Exercise description: Locate every line below that contains the word "your" and copy it.

Working data:
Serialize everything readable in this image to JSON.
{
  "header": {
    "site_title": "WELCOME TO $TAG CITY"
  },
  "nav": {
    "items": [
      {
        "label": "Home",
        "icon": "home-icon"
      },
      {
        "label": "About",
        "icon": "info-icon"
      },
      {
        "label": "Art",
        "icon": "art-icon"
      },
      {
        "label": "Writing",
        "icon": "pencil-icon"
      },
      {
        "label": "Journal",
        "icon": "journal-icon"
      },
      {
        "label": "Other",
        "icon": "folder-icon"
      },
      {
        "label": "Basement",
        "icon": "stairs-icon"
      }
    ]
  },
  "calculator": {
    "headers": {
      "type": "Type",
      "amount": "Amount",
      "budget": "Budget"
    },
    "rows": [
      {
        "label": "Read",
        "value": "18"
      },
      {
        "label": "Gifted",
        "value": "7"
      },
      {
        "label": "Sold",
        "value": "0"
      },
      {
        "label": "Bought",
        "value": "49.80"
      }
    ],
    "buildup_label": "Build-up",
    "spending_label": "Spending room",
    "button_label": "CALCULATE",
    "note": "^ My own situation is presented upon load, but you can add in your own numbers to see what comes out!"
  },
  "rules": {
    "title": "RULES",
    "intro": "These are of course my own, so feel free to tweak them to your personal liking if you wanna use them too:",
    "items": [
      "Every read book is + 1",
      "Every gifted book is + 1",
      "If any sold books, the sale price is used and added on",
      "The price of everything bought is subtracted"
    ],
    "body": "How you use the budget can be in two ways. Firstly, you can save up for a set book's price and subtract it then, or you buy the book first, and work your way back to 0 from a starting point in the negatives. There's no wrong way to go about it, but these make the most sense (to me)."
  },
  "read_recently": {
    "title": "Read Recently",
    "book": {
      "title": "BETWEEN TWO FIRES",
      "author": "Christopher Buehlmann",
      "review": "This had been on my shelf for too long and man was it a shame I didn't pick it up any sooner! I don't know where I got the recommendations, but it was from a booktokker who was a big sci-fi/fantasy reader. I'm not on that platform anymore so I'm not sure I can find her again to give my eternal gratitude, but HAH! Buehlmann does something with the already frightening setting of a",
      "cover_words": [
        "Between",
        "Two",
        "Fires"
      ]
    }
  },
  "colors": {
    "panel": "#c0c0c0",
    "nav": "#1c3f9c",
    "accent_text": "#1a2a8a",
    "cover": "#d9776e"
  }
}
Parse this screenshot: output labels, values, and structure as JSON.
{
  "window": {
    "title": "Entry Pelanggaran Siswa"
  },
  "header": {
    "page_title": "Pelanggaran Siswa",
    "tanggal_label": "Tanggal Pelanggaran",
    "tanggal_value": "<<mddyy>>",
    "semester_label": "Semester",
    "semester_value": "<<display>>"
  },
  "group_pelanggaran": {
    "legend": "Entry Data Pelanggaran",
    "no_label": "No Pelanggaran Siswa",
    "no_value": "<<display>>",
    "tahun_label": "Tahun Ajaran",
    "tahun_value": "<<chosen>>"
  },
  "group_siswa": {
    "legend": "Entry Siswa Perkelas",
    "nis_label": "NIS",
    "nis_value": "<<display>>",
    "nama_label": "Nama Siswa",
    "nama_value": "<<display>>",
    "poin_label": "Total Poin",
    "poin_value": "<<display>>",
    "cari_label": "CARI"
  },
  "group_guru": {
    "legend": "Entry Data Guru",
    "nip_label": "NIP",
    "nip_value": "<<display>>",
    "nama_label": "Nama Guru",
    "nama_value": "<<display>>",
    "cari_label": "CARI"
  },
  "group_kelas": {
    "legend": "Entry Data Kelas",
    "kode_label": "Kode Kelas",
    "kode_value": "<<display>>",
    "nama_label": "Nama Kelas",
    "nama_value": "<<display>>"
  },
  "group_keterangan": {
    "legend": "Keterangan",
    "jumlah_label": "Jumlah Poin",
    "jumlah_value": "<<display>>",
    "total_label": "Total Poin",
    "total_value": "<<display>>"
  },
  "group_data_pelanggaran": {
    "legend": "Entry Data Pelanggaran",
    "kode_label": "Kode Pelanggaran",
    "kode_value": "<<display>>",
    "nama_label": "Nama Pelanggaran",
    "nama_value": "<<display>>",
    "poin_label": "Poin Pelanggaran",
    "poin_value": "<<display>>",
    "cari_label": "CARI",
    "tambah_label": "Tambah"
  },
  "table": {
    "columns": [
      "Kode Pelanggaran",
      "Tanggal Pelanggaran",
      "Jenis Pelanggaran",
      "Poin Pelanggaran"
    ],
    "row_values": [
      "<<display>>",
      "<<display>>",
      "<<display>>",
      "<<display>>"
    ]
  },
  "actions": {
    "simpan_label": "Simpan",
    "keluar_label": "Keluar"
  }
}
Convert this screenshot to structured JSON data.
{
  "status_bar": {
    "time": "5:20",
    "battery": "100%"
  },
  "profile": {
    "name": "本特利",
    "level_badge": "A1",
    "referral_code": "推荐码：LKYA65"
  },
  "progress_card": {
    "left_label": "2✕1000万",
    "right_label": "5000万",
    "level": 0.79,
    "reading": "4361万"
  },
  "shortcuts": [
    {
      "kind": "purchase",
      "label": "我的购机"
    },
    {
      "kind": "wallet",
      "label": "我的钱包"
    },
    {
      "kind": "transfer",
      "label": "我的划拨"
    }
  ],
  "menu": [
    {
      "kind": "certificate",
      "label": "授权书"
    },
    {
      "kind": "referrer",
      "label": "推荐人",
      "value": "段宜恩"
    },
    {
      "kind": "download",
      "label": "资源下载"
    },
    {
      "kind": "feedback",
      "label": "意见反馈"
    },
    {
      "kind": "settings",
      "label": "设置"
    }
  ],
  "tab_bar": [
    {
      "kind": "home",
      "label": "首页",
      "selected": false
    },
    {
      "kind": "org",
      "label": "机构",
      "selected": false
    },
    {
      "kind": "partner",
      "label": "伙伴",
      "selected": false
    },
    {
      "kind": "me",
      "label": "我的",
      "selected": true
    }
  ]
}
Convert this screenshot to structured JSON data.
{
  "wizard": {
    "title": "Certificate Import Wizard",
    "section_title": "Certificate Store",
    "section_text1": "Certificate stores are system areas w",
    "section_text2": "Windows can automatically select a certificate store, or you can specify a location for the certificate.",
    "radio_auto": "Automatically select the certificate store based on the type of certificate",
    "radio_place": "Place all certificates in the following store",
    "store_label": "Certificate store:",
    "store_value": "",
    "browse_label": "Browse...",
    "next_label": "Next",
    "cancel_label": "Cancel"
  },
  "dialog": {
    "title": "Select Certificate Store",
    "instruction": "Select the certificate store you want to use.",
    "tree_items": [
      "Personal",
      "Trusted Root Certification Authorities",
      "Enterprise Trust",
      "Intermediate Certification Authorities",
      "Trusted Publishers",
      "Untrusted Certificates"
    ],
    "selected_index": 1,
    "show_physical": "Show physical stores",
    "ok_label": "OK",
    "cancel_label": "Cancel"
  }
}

The answer:
    "note": "^ My own situation is presented upon load, but you can add in your own numbers to see what comes out!"
    "intro": "These are of course my own, so feel free to tweak them to your personal liking if you wanna use them too:",
    "body": "How you use the budget can be in two ways. Firstly, you can save up for a set book's price and subtract it then, or you buy the book first, and work your way back to 0 from a starting point in the negatives. There's no wrong way to go about it, but these make the most sense (to me)."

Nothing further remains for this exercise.